Member of Legislative Council of New South Wales
In office
12 October 1859 – 23 June 1865
New South Wales Legislative Assembly
In office
15 March 1859 – 11 April 1859
ConstituencyEast Camden
In office
15 June 1859 – 11 October 1859
Judge, Supreme Court of New South Wales
In office
22 June 1865 – 1881
Personal details
Born28 December 1815
Greenwich, England
Died23 February 1885
Sydney, New South Wales

John Fletcher Hargrave (28 December 1815 – 23 February 1885) was an Australian politician and judge.

Hargrave was born to Joshua Hargrave and Sarah Hargrave (née Lee) at Greenwich, England. His father was a hardware merchant. He was educated at King's College, London in 1830 winning a certificate of honour for rhetoric. He went on to Trinity College, Cambridge and was awarded a Bachelor of Arts in 1837 and a Masters of Arts in 1840.[1] He enrolled at Lincoln's Inn and was called to the Bar in 1841.

He married his cousin Ann Hargrave on 20 September 1843. They were to have three sons and a daughter. He retired from the bar in 1851 and some time after was committed to an asylum at Colney Hatch in Middlesex by his wife and he gradually recovered there. He never forgave his wife for this.

He migrated to Sydney, New South Wales in February 1857. He was admitted to the New South Wales bar on his arrival and became a judge of the then District Court. His wife returned to England because he could not endure her presence. He resigned from the bench in February 1859 as his judgeship was "disastrous for women suitors" as he regularly decided against them. He became solicitor-general for New South Wales on 21 February 1859 following his resignation and held that appointment until 26 October of that year.
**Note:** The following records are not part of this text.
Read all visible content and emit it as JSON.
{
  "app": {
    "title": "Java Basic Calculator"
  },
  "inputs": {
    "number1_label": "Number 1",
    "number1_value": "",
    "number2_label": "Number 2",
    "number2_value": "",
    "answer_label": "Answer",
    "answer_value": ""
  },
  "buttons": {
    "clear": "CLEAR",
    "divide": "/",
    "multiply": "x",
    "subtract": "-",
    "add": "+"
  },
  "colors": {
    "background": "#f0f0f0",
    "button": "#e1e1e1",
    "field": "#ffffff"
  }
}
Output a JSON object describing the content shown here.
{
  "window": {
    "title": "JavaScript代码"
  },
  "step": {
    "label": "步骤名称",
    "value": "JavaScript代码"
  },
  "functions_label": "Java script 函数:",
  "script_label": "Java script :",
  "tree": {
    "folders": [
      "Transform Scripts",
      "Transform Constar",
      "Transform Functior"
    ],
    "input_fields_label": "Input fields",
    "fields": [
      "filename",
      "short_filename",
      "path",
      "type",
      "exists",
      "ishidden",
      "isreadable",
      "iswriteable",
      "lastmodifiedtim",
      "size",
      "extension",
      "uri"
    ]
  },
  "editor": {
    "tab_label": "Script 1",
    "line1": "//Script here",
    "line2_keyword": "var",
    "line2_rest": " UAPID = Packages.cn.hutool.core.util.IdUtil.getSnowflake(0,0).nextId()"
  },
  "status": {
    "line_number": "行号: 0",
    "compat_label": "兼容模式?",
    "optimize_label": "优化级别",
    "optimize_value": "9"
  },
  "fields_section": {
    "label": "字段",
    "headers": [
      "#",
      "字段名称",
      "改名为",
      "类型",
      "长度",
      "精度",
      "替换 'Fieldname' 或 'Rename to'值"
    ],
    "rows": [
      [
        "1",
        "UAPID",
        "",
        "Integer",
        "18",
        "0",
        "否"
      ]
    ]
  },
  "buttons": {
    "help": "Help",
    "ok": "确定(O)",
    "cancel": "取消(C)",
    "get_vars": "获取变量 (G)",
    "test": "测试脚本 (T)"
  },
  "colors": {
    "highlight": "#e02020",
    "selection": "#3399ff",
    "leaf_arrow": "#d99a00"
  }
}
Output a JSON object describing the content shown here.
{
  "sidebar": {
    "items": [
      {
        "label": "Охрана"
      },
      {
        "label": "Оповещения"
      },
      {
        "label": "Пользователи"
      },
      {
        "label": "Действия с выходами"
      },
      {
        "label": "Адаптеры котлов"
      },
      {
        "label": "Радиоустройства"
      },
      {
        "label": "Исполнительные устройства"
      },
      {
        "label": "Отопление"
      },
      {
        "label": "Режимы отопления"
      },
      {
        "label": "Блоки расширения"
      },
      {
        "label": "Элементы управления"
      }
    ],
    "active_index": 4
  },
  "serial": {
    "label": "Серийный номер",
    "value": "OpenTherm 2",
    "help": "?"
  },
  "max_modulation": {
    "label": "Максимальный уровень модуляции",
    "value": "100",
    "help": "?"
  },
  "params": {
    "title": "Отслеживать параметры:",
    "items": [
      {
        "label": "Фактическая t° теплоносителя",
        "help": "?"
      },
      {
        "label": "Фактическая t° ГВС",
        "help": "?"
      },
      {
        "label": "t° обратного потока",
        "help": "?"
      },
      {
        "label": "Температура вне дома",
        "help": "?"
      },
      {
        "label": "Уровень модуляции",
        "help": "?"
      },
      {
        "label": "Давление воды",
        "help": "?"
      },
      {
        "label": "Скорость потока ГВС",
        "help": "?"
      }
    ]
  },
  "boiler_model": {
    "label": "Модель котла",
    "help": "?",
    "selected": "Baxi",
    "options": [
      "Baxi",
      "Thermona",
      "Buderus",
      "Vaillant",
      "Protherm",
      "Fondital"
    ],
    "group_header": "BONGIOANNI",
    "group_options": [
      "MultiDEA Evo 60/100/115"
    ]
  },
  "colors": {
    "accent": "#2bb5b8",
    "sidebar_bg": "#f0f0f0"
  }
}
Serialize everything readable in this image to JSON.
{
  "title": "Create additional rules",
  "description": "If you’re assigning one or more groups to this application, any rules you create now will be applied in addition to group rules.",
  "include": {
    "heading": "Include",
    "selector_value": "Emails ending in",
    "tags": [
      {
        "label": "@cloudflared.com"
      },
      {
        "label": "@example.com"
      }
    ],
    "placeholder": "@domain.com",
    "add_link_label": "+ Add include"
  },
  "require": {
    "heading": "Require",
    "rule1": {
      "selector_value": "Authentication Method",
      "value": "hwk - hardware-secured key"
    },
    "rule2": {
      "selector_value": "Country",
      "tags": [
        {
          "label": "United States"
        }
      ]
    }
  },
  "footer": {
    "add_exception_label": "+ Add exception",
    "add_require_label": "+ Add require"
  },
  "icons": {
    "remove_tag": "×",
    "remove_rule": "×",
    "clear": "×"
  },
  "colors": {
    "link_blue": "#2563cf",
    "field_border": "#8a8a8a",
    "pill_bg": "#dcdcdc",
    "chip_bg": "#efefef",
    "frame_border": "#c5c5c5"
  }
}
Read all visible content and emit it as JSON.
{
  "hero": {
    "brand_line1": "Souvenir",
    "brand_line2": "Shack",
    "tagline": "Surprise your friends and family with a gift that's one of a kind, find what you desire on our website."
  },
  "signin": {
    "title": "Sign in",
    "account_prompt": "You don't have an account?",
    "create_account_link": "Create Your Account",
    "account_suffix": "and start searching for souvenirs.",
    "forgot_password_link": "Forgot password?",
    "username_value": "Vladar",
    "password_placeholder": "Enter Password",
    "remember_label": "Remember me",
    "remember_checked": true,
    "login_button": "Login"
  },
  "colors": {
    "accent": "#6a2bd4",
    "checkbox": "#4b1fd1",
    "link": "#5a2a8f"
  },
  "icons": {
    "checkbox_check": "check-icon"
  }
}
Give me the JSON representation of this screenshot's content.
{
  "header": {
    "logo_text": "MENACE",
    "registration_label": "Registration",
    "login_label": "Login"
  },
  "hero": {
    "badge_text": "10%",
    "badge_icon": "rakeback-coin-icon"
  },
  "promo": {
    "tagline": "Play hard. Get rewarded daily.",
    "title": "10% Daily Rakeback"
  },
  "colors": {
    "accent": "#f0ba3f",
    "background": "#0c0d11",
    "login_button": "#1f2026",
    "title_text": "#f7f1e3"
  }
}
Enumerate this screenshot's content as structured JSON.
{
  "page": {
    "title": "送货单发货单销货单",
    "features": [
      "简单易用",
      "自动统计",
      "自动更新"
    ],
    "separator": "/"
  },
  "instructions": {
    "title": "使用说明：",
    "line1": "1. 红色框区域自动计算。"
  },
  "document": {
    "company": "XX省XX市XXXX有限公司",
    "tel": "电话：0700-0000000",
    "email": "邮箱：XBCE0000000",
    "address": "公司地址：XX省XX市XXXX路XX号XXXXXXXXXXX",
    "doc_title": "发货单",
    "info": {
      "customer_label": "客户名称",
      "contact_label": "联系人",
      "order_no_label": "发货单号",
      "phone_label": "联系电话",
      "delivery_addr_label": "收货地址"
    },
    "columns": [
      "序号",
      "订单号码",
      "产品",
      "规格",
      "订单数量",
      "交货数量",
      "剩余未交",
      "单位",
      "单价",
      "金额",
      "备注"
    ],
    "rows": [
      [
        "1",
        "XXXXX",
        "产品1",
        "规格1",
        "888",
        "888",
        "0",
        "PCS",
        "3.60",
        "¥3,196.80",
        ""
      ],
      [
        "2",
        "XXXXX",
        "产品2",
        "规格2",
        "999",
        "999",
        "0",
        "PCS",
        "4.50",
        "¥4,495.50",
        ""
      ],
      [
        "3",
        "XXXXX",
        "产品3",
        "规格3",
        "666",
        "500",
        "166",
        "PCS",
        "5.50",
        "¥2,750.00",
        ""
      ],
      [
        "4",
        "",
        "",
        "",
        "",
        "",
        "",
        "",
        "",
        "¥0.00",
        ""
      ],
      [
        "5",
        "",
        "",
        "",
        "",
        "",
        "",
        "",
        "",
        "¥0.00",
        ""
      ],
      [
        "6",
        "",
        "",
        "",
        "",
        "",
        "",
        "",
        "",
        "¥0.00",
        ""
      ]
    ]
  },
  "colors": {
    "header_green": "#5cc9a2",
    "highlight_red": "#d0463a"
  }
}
He appointed again to that position on 3 November and held it till 8 March 1860.

He represented East Camden in the New South Wales Legislative Assembly between 15 March and 11 April 1859, and then the Illawarra from 15 June to 11 October 1859.

On 12 October 1859 he was appointed to the Legislative Council and held that appointment until 23 June 1865. He was Attorney-General of New South Wales from 2 April 1860 until 31 July 1863, and then returned to the role of Solicitor General between 1 August 1863 and 15 October 1863. There was a further appointment between 3 February and 21 June 1865.

He then received a life appointment to the Council on 3 September 1861. In Parliament he was on the:

  • Standing Orders Committee,
  • Elections and Qualifications Committee,
  • Burwood Tramroad Continuation Act Amendment Bill Committee,
  • Late Shipwrecks Committee
  • Port Jackson Committee; and
  • the Australian Agricultural Company's Newcastle Railway Bill Committee.

He was appointed a Kings Counsel in 1863. He was appointed a judge of the Supreme Court of New South Wales on 22 June 1865 but his swearing-in was boycotted by the New South Wales Bar.[2] He was the Judge in divorce appointed to the Divorce Division of the Court. He proved to be a disaster on the bench and he admitted that he did not sit before 11am or work after 1pm. He was retired as a judge in 1881.[3]

He became reader a in general jurisprudence at the University of Sydney and gave his first lecture on 3 August 1858. His course of twenty lectures were published in 1878. He died in 1885 and was buried in Waverley Cemetery.

His brother Richard Hargrave also served in the New South Wales Parliament after arriving in New South Wales in 1838. His son Lawrence Hargrave was the inventor of the box or cellular kite. Hargrave's great, great nephew Rick Colless is a current serving member of the New South Wales Parliament.[4]


  1. ^ "Hargrave, John Fletcher (HRGV833JF)". A Cambridge Alumni Database. University of Cambridge.
  2. ^ Bennett, J. M. (1972). "Hargrave, John Fletcher (1815 - 1885)". Australian Dictionary of Biography. Canberra: Australian National University. Retrieved 2008-08-30.
  3. ^ "John Fletcher Hargrave (1815–1885)". State Library of New South Wales project for the Sesquicentenary of Responsible Government in NSW, 1856–2006. New South Wales Government. 2006. Retrieved 2008-08-30.
  4. ^ "Legislative Council Rural Assistance Amendment Bill Hansard (Extract)" (pdf). NSW Parliament website. Parliament of New South Wales. 2000-10-11. Retrieved 2008-08-30.